Their tea bases are made from tea leaves and come in different kinds. Try their traditional Puyu Taiwanese black tea, or order their jasmine green tea, roasted tea, brown rice green tea, oolong green tea or their blue mountain green tea. Our pick? We love their Sun Moon Lake tea, which is the base to all their milk teas and comes from a very famous tea region in Taiwan.
The most popular cuisine of Taiwan
Braised pork rice
The culinary philosophy in Taiwan is to eat often and eat well. In the capital, Taipei, there are about 20 long streets dedicated to just food. Due to its geographic location – just a few hundred kilometres from the Chinese coast – Taiwanese food has a mash-up of different cuisines from mid to southern provinces of China, but most notably from the Min Nan, Teochew and Hokkien Chinese communities. Japanese food influence also exists from the 50 year period when Taiwan was under Japanese rule, and many Japanese cooking techniques are used. Pork, seafood, chicken, rice, and soy are very common ingredients. Beef is far less common, and some Taiwanese still refrain from eating it. Taiwan also produces a huge variety of vegetables and tropical fruits. Living on a crowded mountainous island, the Taiwanese had to look away from farms for sources of protein, and as a result, seafood is prominently used and is plentiful and very fresh. In many of their dishes, the Taiwanese have shown their creativity in their selection of spices and rely on an abundant array of seasonings for flavour. Along with flavour, Taiwanese people love texture.

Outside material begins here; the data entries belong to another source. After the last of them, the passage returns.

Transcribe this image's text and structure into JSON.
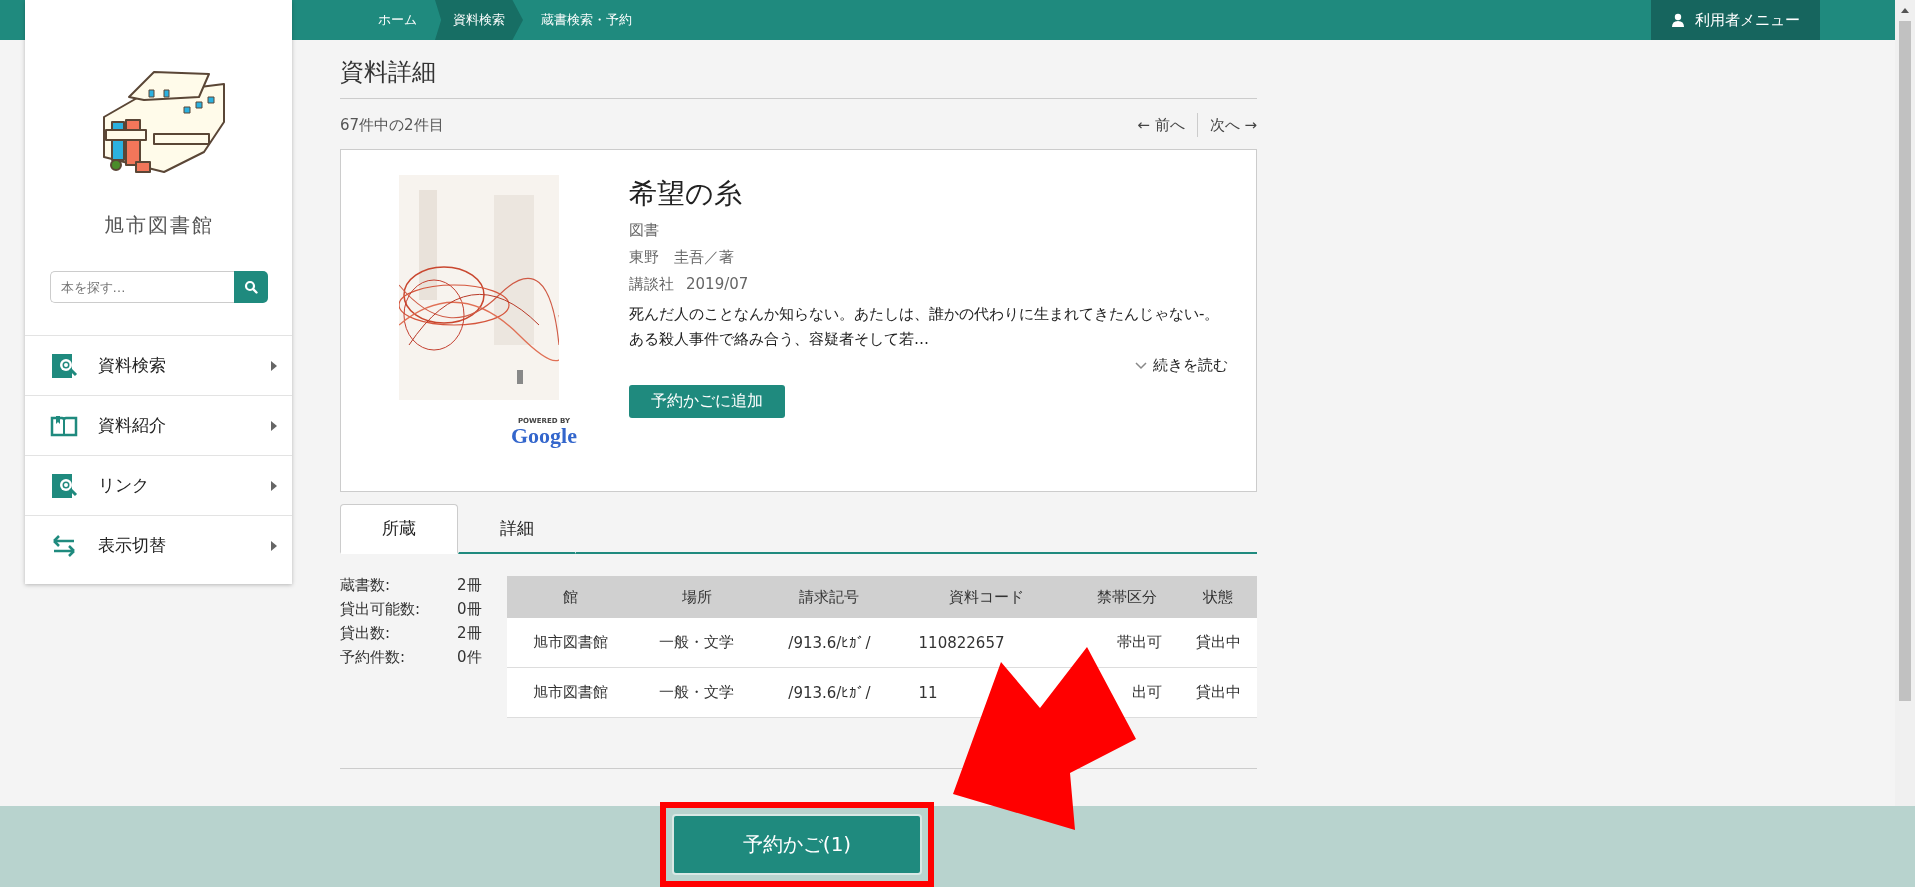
{
  "breadcrumb": [
    {
      "label": "ホーム",
      "selected": false
    },
    {
      "label": "資料検索",
      "selected": true
    },
    {
      "label": "蔵書検索・予約",
      "selected": false
    }
  ],
  "user_menu": "利用者メニュー",
  "sidebar": {
    "library_name": "旭市図書館",
    "search": {
      "placeholder": "本を探す…"
    },
    "items": [
      {
        "label": "資料検索",
        "kind": "search"
      },
      {
        "label": "資料紹介",
        "kind": "book"
      },
      {
        "label": "リンク",
        "kind": "search"
      },
      {
        "label": "表示切替",
        "kind": "swap"
      }
    ]
  },
  "page_title": "資料詳細",
  "position": "67件中の2件目",
  "prev": "← 前へ",
  "next": "次へ →",
  "book": {
    "title": "希望の糸",
    "type": "図書",
    "author": "東野　圭吾／著",
    "publisher": "講談社",
    "date": "2019/07",
    "summary": "死んだ人のことなんか知らない。あたしは、誰かの代わりに生まれてきたんじゃない-。ある殺人事件で絡み合う、容疑者そして若…",
    "read_more": "続きを読む",
    "add_button": "予約かごに追加",
    "powered_by": "POWERED BY",
    "logo": "Google"
  },
  "tabs": [
    {
      "label": "所蔵",
      "selected": true
    },
    {
      "label": "詳細",
      "selected": false
    }
  ],
  "stats": [
    {
      "label": "蔵書数:",
      "value": "2冊"
    },
    {
      "label": "貸出可能数:",
      "value": "0冊"
    },
    {
      "label": "貸出数:",
      "value": "2冊"
    },
    {
      "label": "予約件数:",
      "value": "0件"
    }
  ],
  "table": {
    "columns": [
      "館",
      "場所",
      "請求記号",
      "資料コード",
      "禁帯区分",
      "状態"
    ],
    "rows": [
      [
        "旭市図書館",
        "一般・文学",
        "/913.6/ﾋｶﾞ/",
        "110822657",
        "帯出可",
        "貸出中"
      ],
      [
        "旭市図書館",
        "一般・文学",
        "/913.6/ﾋｶﾞ/",
        "11",
        "出可",
        "貸出中"
      ]
    ]
  },
  "basket_button": "予約かご(1)"
}
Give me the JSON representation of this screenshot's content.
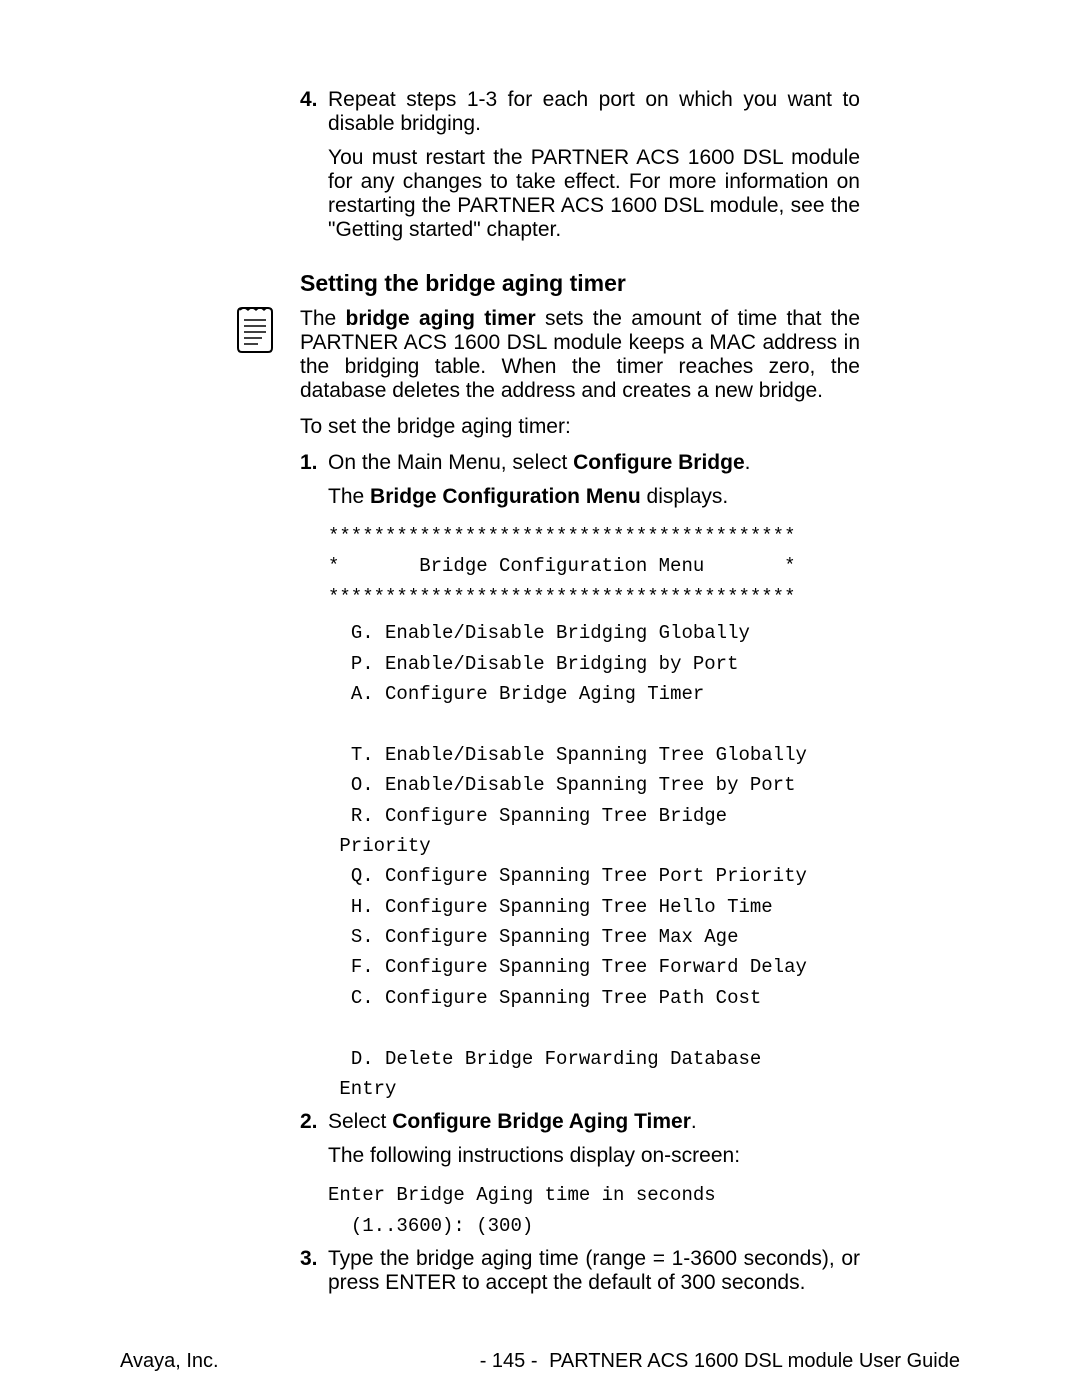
{
  "step4": {
    "num": "4.",
    "text": "Repeat steps 1-3 for each port on which you want to disable bridging.",
    "note": "You must restart the PARTNER ACS 1600 DSL module for any changes to take effect.  For more information on restarting the PARTNER ACS 1600 DSL module, see the \"Getting started\" chapter."
  },
  "section": {
    "title": "Setting the bridge aging timer",
    "intro_pre": "The ",
    "intro_bold": "bridge aging timer",
    "intro_post": " sets the amount of time that the PARTNER ACS 1600 DSL module keeps a MAC address in the bridging table.  When the timer reaches zero, the database deletes the address and creates a new bridge.",
    "lead": "To set the bridge aging timer:"
  },
  "step1": {
    "num": "1.",
    "pre": "On the Main Menu, select ",
    "bold": "Configure Bridge",
    "post": ".",
    "result_pre": "The ",
    "result_bold": "Bridge Configuration Menu",
    "result_post": " displays."
  },
  "menu": {
    "stars1": "*****************************************",
    "title": "*       Bridge Configuration Menu       *",
    "stars2": "*****************************************",
    "items": [
      "  G. Enable/Disable Bridging Globally",
      "  P. Enable/Disable Bridging by Port",
      "  A. Configure Bridge Aging Timer",
      "",
      "  T. Enable/Disable Spanning Tree Globally",
      "  O. Enable/Disable Spanning Tree by Port",
      "  R. Configure Spanning Tree Bridge\n Priority",
      "  Q. Configure Spanning Tree Port Priority",
      "  H. Configure Spanning Tree Hello Time",
      "  S. Configure Spanning Tree Max Age",
      "  F. Configure Spanning Tree Forward Delay",
      "  C. Configure Spanning Tree Path Cost",
      "",
      "  D. Delete Bridge Forwarding Database\n Entry"
    ]
  },
  "step2": {
    "num": "2.",
    "pre": "Select ",
    "bold": "Configure Bridge Aging Timer",
    "post": ".",
    "result": "The following instructions display on-screen:",
    "code": "Enter Bridge Aging time in seconds\n  (1..3600): (300)"
  },
  "step3": {
    "num": "3.",
    "text": "Type the bridge aging time (range = 1-3600 seconds), or press ENTER to accept the default of 300 seconds."
  },
  "footer": {
    "left": "Avaya, Inc.",
    "center": "- 145 -",
    "right": "PARTNER ACS 1600 DSL module User Guide"
  }
}
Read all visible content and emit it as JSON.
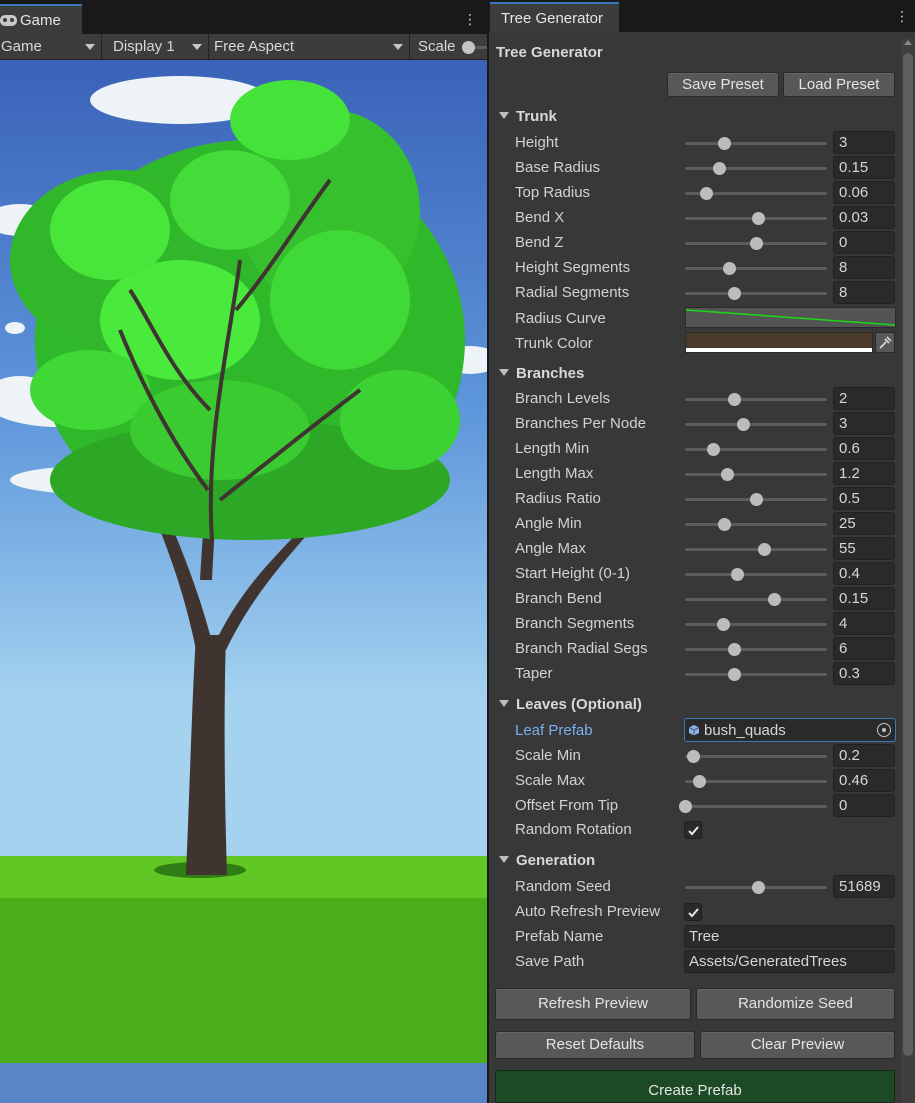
{
  "game_view": {
    "tab_label": "Game",
    "tab_icon": "gamepad-icon",
    "toolbar": {
      "mode": "Game",
      "display": "Display 1",
      "aspect": "Free Aspect",
      "scale_label": "Scale"
    },
    "colors": {
      "sky_top": "#3d6fc4",
      "sky_bottom": "#9fd0ee",
      "leaves": "#3fe83a",
      "trunk": "#3f3430",
      "grass_light": "#5fc723",
      "grass_dark": "#47a91a",
      "ground_blue": "#5a84c8"
    }
  },
  "panel": {
    "tab_label": "Tree Generator",
    "title": "Tree Generator",
    "save_preset": "Save Preset",
    "load_preset": "Load Preset",
    "trunk": {
      "header": "Trunk",
      "height": {
        "label": "Height",
        "value": "3",
        "slider": 0.28
      },
      "base_radius": {
        "label": "Base Radius",
        "value": "0.15",
        "slider": 0.24
      },
      "top_radius": {
        "label": "Top Radius",
        "value": "0.06",
        "slider": 0.15
      },
      "bend_x": {
        "label": "Bend X",
        "value": "0.03",
        "slider": 0.52
      },
      "bend_z": {
        "label": "Bend Z",
        "value": "0",
        "slider": 0.5
      },
      "height_segments": {
        "label": "Height Segments",
        "value": "8",
        "slider": 0.31
      },
      "radial_segments": {
        "label": "Radial Segments",
        "value": "8",
        "slider": 0.35
      },
      "radius_curve": {
        "label": "Radius Curve"
      },
      "trunk_color": {
        "label": "Trunk Color",
        "color": "#4a3a2b"
      }
    },
    "branches": {
      "header": "Branches",
      "branch_levels": {
        "label": "Branch Levels",
        "value": "2",
        "slider": 0.35
      },
      "branches_per_node": {
        "label": "Branches Per Node",
        "value": "3",
        "slider": 0.41
      },
      "length_min": {
        "label": "Length Min",
        "value": "0.6",
        "slider": 0.2
      },
      "length_max": {
        "label": "Length Max",
        "value": "1.2",
        "slider": 0.3
      },
      "radius_ratio": {
        "label": "Radius Ratio",
        "value": "0.5",
        "slider": 0.5
      },
      "angle_min": {
        "label": "Angle Min",
        "value": "25",
        "slider": 0.28
      },
      "angle_max": {
        "label": "Angle Max",
        "value": "55",
        "slider": 0.56
      },
      "start_height": {
        "label": "Start Height (0-1)",
        "value": "0.4",
        "slider": 0.37
      },
      "branch_bend": {
        "label": "Branch Bend",
        "value": "0.15",
        "slider": 0.63
      },
      "branch_segments": {
        "label": "Branch Segments",
        "value": "4",
        "slider": 0.27
      },
      "branch_radial_segs": {
        "label": "Branch Radial Segs",
        "value": "6",
        "slider": 0.35
      },
      "taper": {
        "label": "Taper",
        "value": "0.3",
        "slider": 0.35
      }
    },
    "leaves": {
      "header": "Leaves (Optional)",
      "leaf_prefab": {
        "label": "Leaf Prefab",
        "value": "bush_quads"
      },
      "scale_min": {
        "label": "Scale Min",
        "value": "0.2",
        "slider": 0.06
      },
      "scale_max": {
        "label": "Scale Max",
        "value": "0.46",
        "slider": 0.1
      },
      "offset_from_tip": {
        "label": "Offset From Tip",
        "value": "0",
        "slider": 0.0
      },
      "random_rotation": {
        "label": "Random Rotation",
        "checked": true
      }
    },
    "generation": {
      "header": "Generation",
      "random_seed": {
        "label": "Random Seed",
        "value": "51689",
        "slider": 0.52
      },
      "auto_refresh": {
        "label": "Auto Refresh Preview",
        "checked": true
      },
      "prefab_name": {
        "label": "Prefab Name",
        "value": "Tree"
      },
      "save_path": {
        "label": "Save Path",
        "value": "Assets/GeneratedTrees"
      }
    },
    "buttons": {
      "refresh_preview": "Refresh Preview",
      "randomize_seed": "Randomize Seed",
      "reset_defaults": "Reset Defaults",
      "clear_preview": "Clear Preview",
      "create_prefab": "Create Prefab"
    }
  }
}
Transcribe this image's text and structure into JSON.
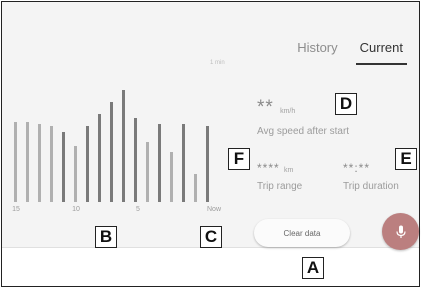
{
  "tabs": [
    {
      "label": "History",
      "active": false
    },
    {
      "label": "Current",
      "active": true
    }
  ],
  "chart": {
    "unit_note": "1 min",
    "ticks": [
      "15",
      "10",
      "5",
      "Now"
    ],
    "bar_levels": [
      0.4,
      0.4,
      0.39,
      0.38,
      0.35,
      0.28,
      0.38,
      0.44,
      0.5,
      0.56,
      0.42,
      0.3,
      0.39,
      0.25,
      0.39,
      0.14,
      0.38
    ],
    "bar_colors": {
      "light": "#b0b0b0",
      "dark": "#7a7a7a"
    }
  },
  "metrics": {
    "avg_speed": {
      "value": "**",
      "unit": "km/h",
      "label": "Avg speed after start"
    },
    "trip_range": {
      "value": "****",
      "unit": "km",
      "label": "Trip range"
    },
    "trip_duration": {
      "value": "**:**",
      "label": "Trip duration"
    }
  },
  "buttons": {
    "clear_data": "Clear data",
    "mic_icon": "microphone-icon"
  },
  "callouts": {
    "a": "A",
    "b": "B",
    "c": "C",
    "d": "D",
    "e": "E",
    "f": "F"
  },
  "colors": {
    "screen_bg": "#f4f4f4",
    "text_muted": "#9c9c9c",
    "mic_button": "#bb7f7f",
    "active_tab_underline": "#333333"
  }
}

They especially crave the “QQ” food texture, which is a phrase that refers to something that is especially chewy, like tapioca balls in bubble tea.